Data records
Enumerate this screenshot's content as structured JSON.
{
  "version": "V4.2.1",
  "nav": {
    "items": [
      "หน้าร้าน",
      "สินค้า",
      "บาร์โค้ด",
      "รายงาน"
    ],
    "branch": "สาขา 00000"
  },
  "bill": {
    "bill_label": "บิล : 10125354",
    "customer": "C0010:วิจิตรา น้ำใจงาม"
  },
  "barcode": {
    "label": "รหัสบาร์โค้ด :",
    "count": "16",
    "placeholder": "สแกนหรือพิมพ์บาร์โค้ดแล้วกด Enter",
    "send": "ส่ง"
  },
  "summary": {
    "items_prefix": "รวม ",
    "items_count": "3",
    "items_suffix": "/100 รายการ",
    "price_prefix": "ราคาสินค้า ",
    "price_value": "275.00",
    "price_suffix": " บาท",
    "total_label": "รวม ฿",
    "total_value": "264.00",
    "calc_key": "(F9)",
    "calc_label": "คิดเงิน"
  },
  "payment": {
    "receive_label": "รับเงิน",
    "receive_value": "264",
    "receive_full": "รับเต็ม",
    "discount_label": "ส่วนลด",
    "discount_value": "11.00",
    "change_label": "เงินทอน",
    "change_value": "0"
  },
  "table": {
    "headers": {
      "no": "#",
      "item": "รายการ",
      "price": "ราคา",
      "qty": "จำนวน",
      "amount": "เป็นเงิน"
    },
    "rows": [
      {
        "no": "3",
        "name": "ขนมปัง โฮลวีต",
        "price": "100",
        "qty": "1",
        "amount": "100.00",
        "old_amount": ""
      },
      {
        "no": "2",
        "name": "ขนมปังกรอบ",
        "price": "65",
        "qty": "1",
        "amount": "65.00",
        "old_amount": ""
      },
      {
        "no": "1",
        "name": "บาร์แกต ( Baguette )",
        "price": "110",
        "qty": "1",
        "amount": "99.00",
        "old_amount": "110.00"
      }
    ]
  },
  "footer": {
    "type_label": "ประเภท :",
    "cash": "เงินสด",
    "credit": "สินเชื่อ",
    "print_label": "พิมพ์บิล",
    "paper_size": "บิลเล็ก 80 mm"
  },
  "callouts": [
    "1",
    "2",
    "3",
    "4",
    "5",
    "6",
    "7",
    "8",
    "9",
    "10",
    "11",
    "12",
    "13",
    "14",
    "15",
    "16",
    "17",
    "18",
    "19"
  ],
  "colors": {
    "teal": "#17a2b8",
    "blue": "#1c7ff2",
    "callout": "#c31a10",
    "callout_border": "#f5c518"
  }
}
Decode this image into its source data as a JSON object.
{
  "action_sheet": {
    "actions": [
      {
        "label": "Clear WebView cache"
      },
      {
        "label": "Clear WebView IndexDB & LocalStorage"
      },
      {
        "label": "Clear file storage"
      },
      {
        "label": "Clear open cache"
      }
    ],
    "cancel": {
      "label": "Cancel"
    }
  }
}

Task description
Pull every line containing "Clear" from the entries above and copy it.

Solution below
        "label": "Clear WebView cache"
        "label": "Clear WebView IndexDB & LocalStorage"
        "label": "Clear file storage"
        "label": "Clear open cache"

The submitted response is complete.